N2 - AIMS AND OBJECTIVES: The aim of this exploratory research was to understand how men experience their advanced cancer in relation to their perceptions of masculinity.BACKGROUND: There are differences in the way men and women experience illness and health care. There are inequalities in incidence and morbidities of many diseases as well as differences in rates of help-seeking behaviours. Theories on masculinity offer some explanation towards this. Men's experiences of advanced cancer in relation to masculinity are under reported, published literature suggests that there are certain issues or men dealing with advanced disease that justify investigation.DESIGN: A Qualitative approach using a Husserlian Phenomenological design was conducted.SAMPLE: Eight men (aged 26-68) all with advanced cancer, defined as advanced or metastatic disease for which the patient had exhausted all standard therapeutic options.METHODS: In-depth interviews were conducted to capture narratives of the experiences of men. Data were analysed using Colaizzi's seven stage framework.RESULTS: Themes included thwarted ambition, changing expectations, protection and provision, stoicism and coping, images of illness versus images of masculinity, importance of being a fighter and loss.CONCLUSION: Findings showed that the experiences of these men were complex and should be handled sensitively. Ideas for gender-specific interventions and further research were developed from the findings in relation to current literature.RELEVANCE TO CLINICAL PRACTICE: A better understanding and awareness of this in this context will help nurses to consider more subtle challenges that these patients may be dealing with that in turn could affect how they cope with the burden of cancer.

AB - AIMS AND OBJECTIVES: The aim of this exploratory research was to understand how men experience their advanced cancer in relation to their perceptions of masculinity.BACKGROUND: There are differences in the way men and women experience illness and health care. There are inequalities in incidence and morbidities of many diseases as well as differences in rates of help-seeking behaviours. Theories on masculinity offer some explanation towards this. Men's experiences of advanced cancer in relation to masculinity are under reported, published literature suggests that there are certain issues or men dealing with advanced disease that justify investigation.DESIGN: A Qualitative approach using a Husserlian Phenomenological design was conducted.SAMPLE: Eight men (aged 26-68) all with advanced cancer, defined as advanced or metastatic disease for which the patient had exhausted all standard therapeutic options.METHODS: In-depth interviews were conducted to capture narratives of the experiences of men. Data were analysed using Colaizzi's seven stage framework.RESULTS: Themes included thwarted ambition, changing expectations, protection and provision, stoicism and coping, images of illness versus images of masculinity, importance of being a fighter and loss.CONCLUSION: Findings showed that the experiences of these men were complex and should be handled sensitively. Ideas for gender-specific interventions and further research were developed from the findings in relation to current literature.RELEVANCE TO CLINICAL PRACTICE: A better understanding and awareness of this in this context will help nurses to consider more subtle challenges that these patients may be dealing with that in turn could affect how they cope with the burden of cancer.
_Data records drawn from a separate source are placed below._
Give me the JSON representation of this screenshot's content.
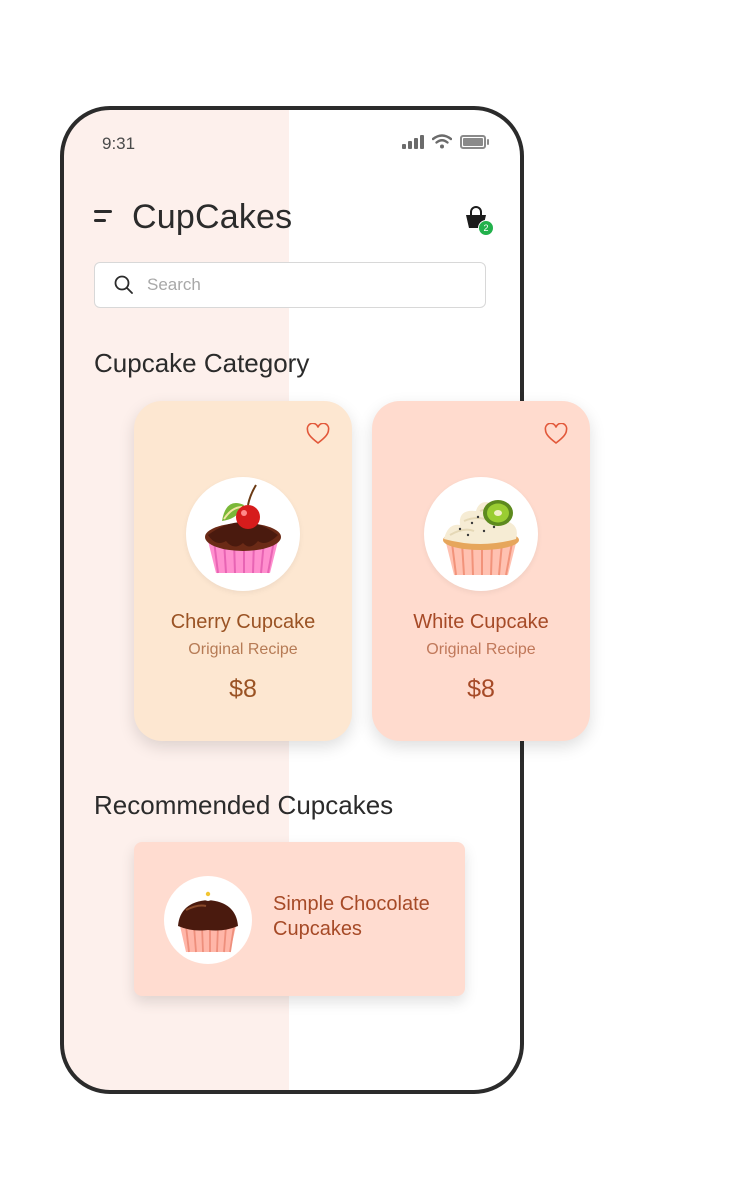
{
  "status_bar": {
    "time": "9:31"
  },
  "header": {
    "title": "CupCakes",
    "cart_count": "2"
  },
  "search": {
    "placeholder": "Search"
  },
  "categories": {
    "title": "Cupcake Category",
    "items": [
      {
        "name": "Cherry Cupcake",
        "subtitle": "Original Recipe",
        "price": "$8"
      },
      {
        "name": "White Cupcake",
        "subtitle": "Original Recipe",
        "price": "$8"
      }
    ]
  },
  "recommended": {
    "title": "Recommended Cupcakes",
    "items": [
      {
        "name": "Simple Chocolate Cupcakes"
      }
    ]
  },
  "colors": {
    "card_cherry_bg": "#fde7d1",
    "card_white_bg": "#ffdbce",
    "accent_text": "#9a5324",
    "badge": "#22b14c"
  }
}
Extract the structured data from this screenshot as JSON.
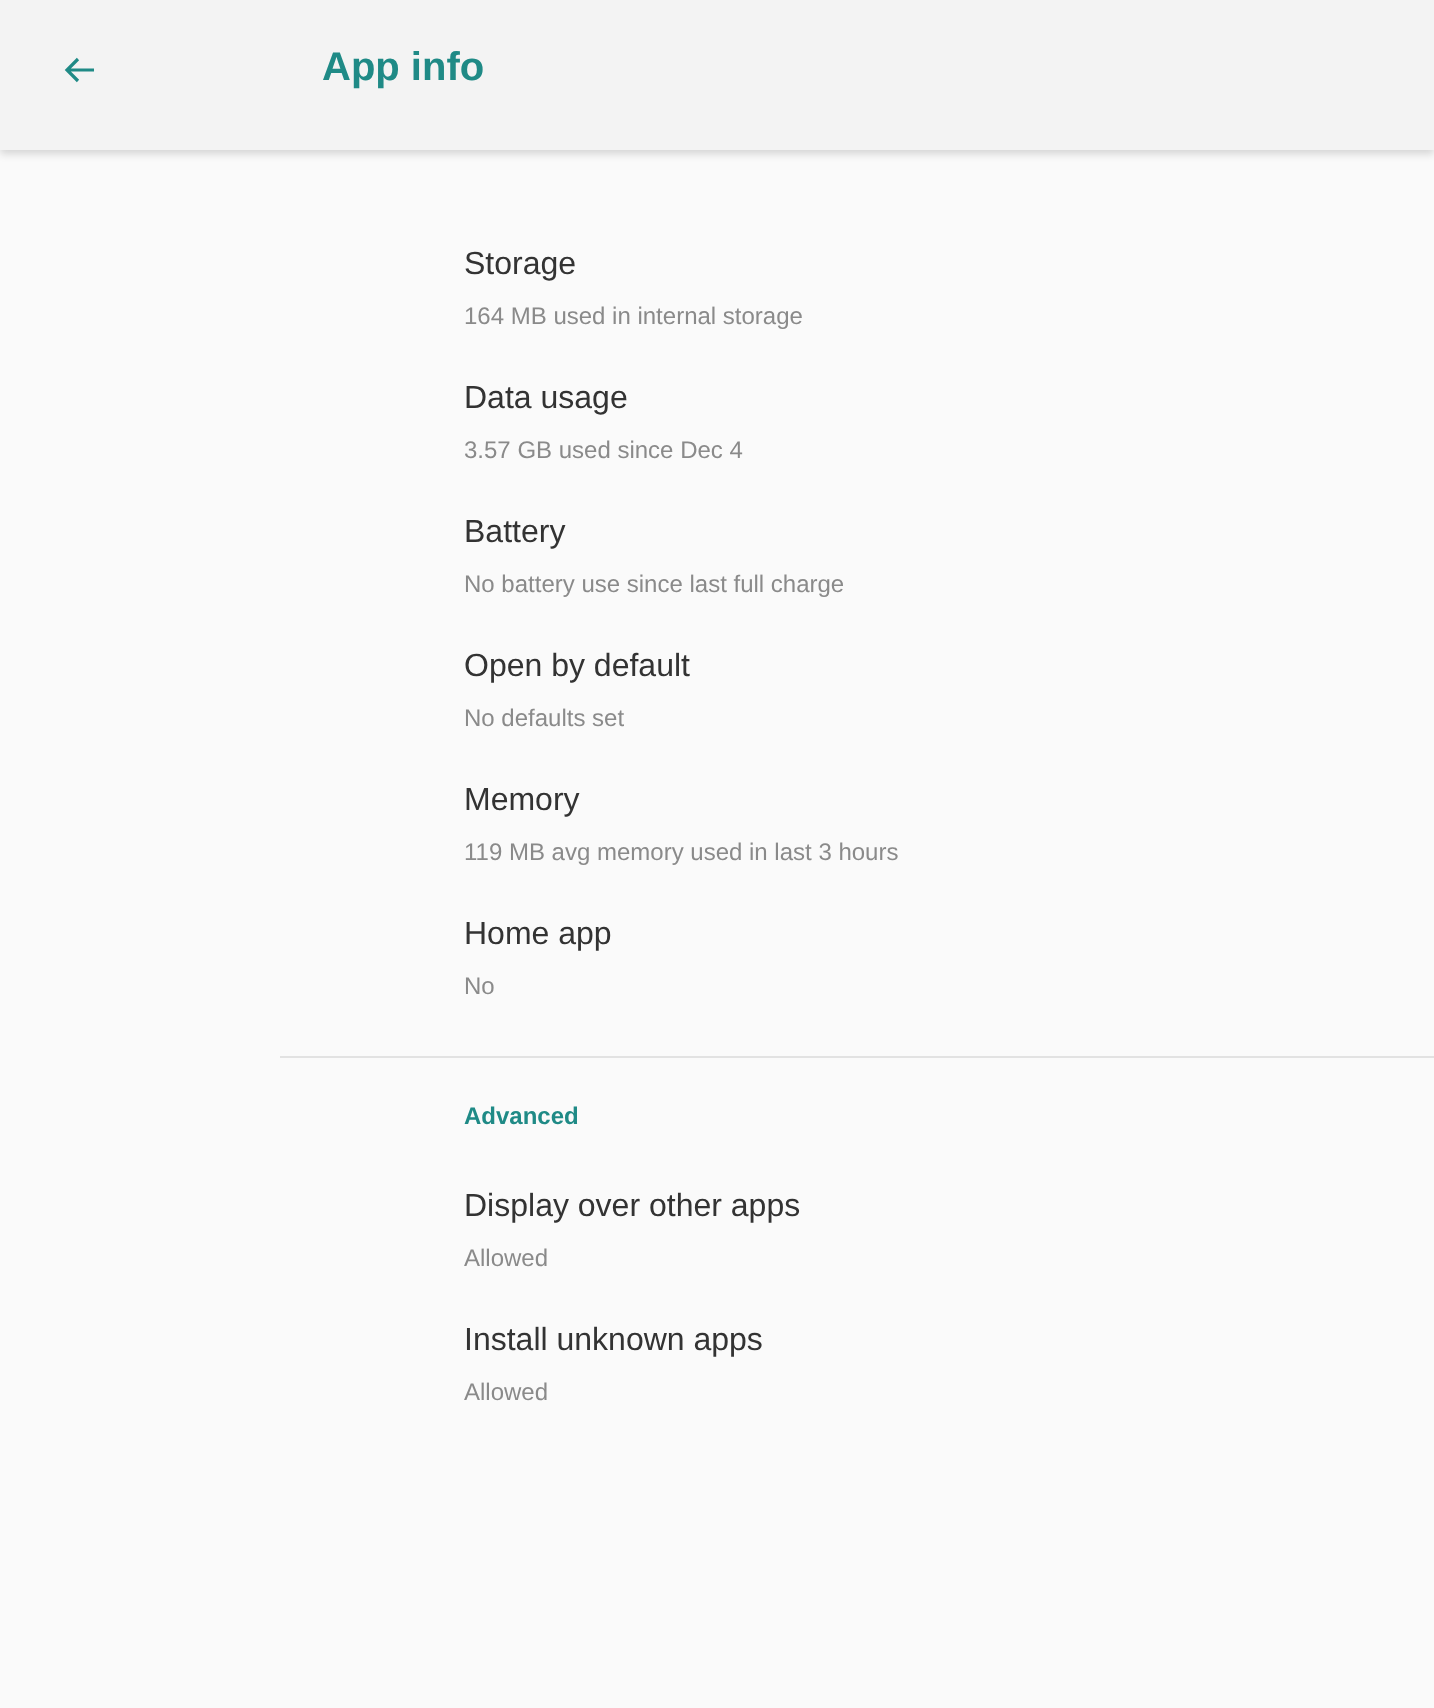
{
  "app_bar": {
    "title": "App info"
  },
  "items": [
    {
      "title": "Storage",
      "summary": "164 MB used in internal storage"
    },
    {
      "title": "Data usage",
      "summary": "3.57 GB used since Dec 4"
    },
    {
      "title": "Battery",
      "summary": "No battery use since last full charge"
    },
    {
      "title": "Open by default",
      "summary": "No defaults set"
    },
    {
      "title": "Memory",
      "summary": "119 MB avg memory used in last 3 hours"
    },
    {
      "title": "Home app",
      "summary": "No"
    }
  ],
  "advanced": {
    "header": "Advanced",
    "items": [
      {
        "title": "Display over other apps",
        "summary": "Allowed"
      },
      {
        "title": "Install unknown apps",
        "summary": "Allowed"
      }
    ]
  }
}
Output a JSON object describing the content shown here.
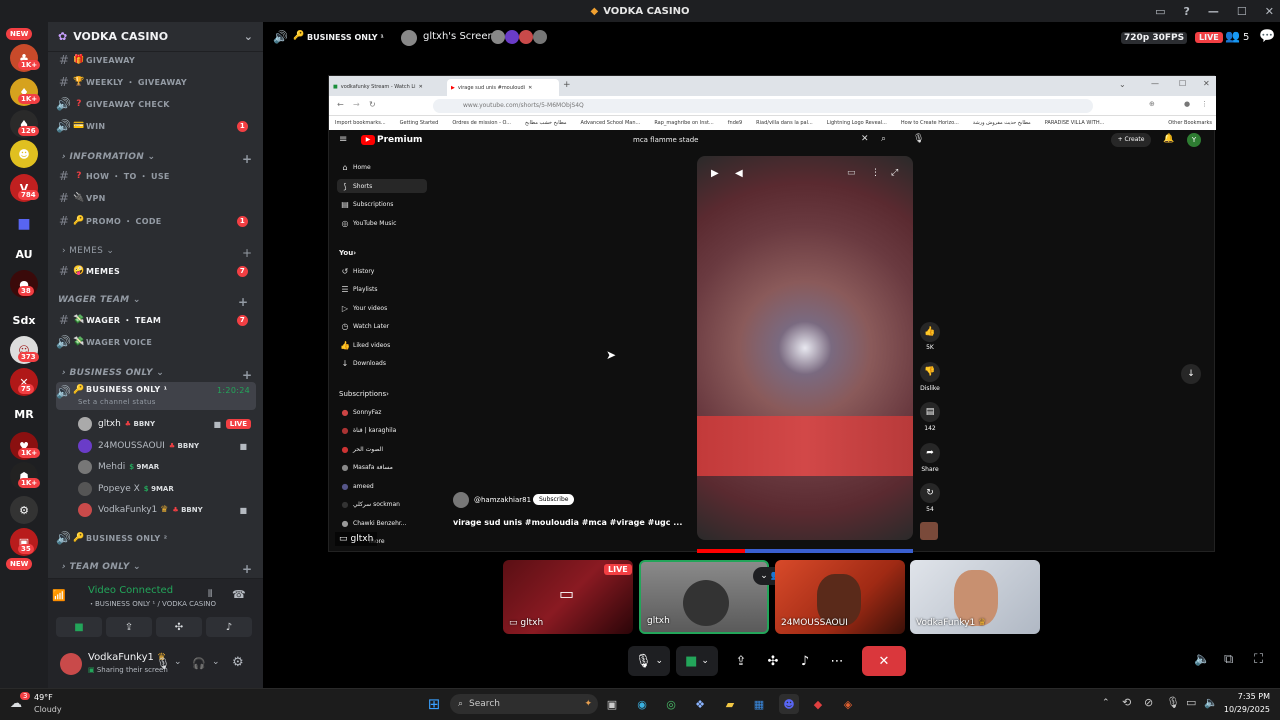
{
  "app": {
    "title": "VODKA CASINO"
  },
  "rail": {
    "new_top": "NEW",
    "new_bottom": "NEW",
    "badges": [
      "1K+",
      "1K+",
      "126",
      "784",
      "38",
      "373",
      "75",
      "1K+",
      "1K+",
      "35"
    ],
    "text_servers": [
      "AU",
      "Sdx",
      "MR"
    ]
  },
  "sidebar": {
    "server_name": "VODKA CASINO",
    "channels": [
      {
        "name": "GIVEAWAY",
        "emoji": "🎁"
      },
      {
        "name": "WEEKLY ・ GIVEAWAY",
        "emoji": "🏆"
      },
      {
        "name": "GIVEAWAY CHECK",
        "emoji": "❓"
      },
      {
        "name": "WIN",
        "emoji": "💳",
        "badge": "1"
      }
    ],
    "cat_information": "INFORMATION",
    "info_channels": [
      {
        "name": "HOW ・ TO ・ USE",
        "emoji": "❓"
      },
      {
        "name": "VPN",
        "emoji": "🔌"
      },
      {
        "name": "PROMO ・ CODE",
        "emoji": "🔑",
        "badge": "1"
      }
    ],
    "cat_memes": "MEMES",
    "memes_channels": [
      {
        "name": "MEMES",
        "emoji": "🤪",
        "badge": "7"
      }
    ],
    "cat_wager": "WAGER TEAM",
    "wager_channels": [
      {
        "name": "WAGER ・ TEAM",
        "emoji": "💸",
        "badge": "7"
      },
      {
        "name": "WAGER VOICE",
        "emoji": "💸"
      }
    ],
    "cat_business": "BUSINESS ONLY",
    "business_voice": {
      "name": "BUSINESS ONLY ¹",
      "emoji": "🔑",
      "timer": "1:20:24",
      "status": "Set a channel status"
    },
    "voice_users": [
      {
        "name": "gltxh",
        "tag": "BBNY",
        "tagcolor": "#f23f43",
        "live": "LIVE"
      },
      {
        "name": "24MOUSSAOUI",
        "tag": "BBNY",
        "tagcolor": "#f23f43"
      },
      {
        "name": "Mehdi",
        "tag": "9MAR",
        "tagcolor": "#23a55a"
      },
      {
        "name": "Popeye X",
        "tag": "9MAR",
        "tagcolor": "#23a55a"
      },
      {
        "name": "VodkaFunky1",
        "tag": "BBNY",
        "tagcolor": "#f23f43"
      }
    ],
    "business_voice2": "BUSINESS ONLY ²",
    "cat_team": "TEAM ONLY"
  },
  "voicepanel": {
    "status": "Video Connected",
    "channel": "・BUSINESS ONLY ¹ / VODKA CASINO",
    "username": "VodkaFunky1",
    "substatus": "Sharing their screen"
  },
  "stage": {
    "channel": "BUSINESS ONLY ¹",
    "screen_title": "gltxh's Screen",
    "quality": "720p 30FPS",
    "live": "LIVE",
    "participants": "5",
    "share_label": "gltxh"
  },
  "youtube": {
    "tab1": "vodkafunky Stream - Watch Li",
    "tab2": "virage sud unis #mouloudi",
    "url": "www.youtube.com/shorts/5-M6MObjS4Q",
    "bookmarks": [
      "Import bookmarks...",
      "Getting Started",
      "Ordres de mission - O...",
      "مطابخ خشب مطابخ",
      "Advanced School Man...",
      "Rap_maghribe on Inst...",
      "fnde9",
      "Riad/villa dans la pal...",
      "Lightning Logo Reveal...",
      "How to Create Horizo...",
      "مطابخ حديث مفروش ورشة",
      "PARADISE VILLA WITH...",
      "Other Bookmarks"
    ],
    "logo": "Premium",
    "search": "mca flamme stade",
    "create": "Create",
    "nav": [
      "Home",
      "Shorts",
      "Subscriptions",
      "YouTube Music"
    ],
    "you": "You",
    "you_items": [
      "History",
      "Playlists",
      "Your videos",
      "Watch Later",
      "Liked videos",
      "Downloads"
    ],
    "subs_title": "Subscriptions",
    "subs": [
      "SonnyFaz",
      "قناة | karaghila",
      "الصوت الحر",
      "Masafa مسافة",
      "ameed",
      "سركلي sockman",
      "Chawki Benzehr..."
    ],
    "show_more": "more",
    "channel": "@hamzakhiar81",
    "subscribe": "Subscribe",
    "video_title": "virage sud unis #mouloudia #mca #virage #ugc ...",
    "likes": "5K",
    "dislike": "Dislike",
    "comments": "142",
    "share": "Share",
    "remix": "54"
  },
  "tiles": [
    {
      "name": "gltxh",
      "live": "LIVE"
    },
    {
      "name": "gltxh"
    },
    {
      "name": "24MOUSSAOUI"
    },
    {
      "name": "VodkaFunky1"
    }
  ],
  "taskbar": {
    "weather_temp": "49°F",
    "weather_desc": "Cloudy",
    "weather_badge": "3",
    "search": "Search",
    "time": "7:35 PM",
    "date": "10/29/2025"
  }
}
KW - Adaptation, Psychological

KW - Adult

KW - Aged

KW - Humans

KW - Life Change Events

KW - Male

KW - Masculinity

KW - Men

KW - Middle Aged

KW - Neoplasms

KW - Qualitative Research

KW - Self Concept

KW - Journal Article

U2 - 10.1111/jocn.12713

DO - 10.1111/jocn.12713

M3 - Article

C2 - 25319948

VL - 24

SP - 1069

EP - 1078

JO - Journal of Clinical Nursing

JF - Journal of Clinical Nursing

SN - 0962-1067

IS - 7-8

ER -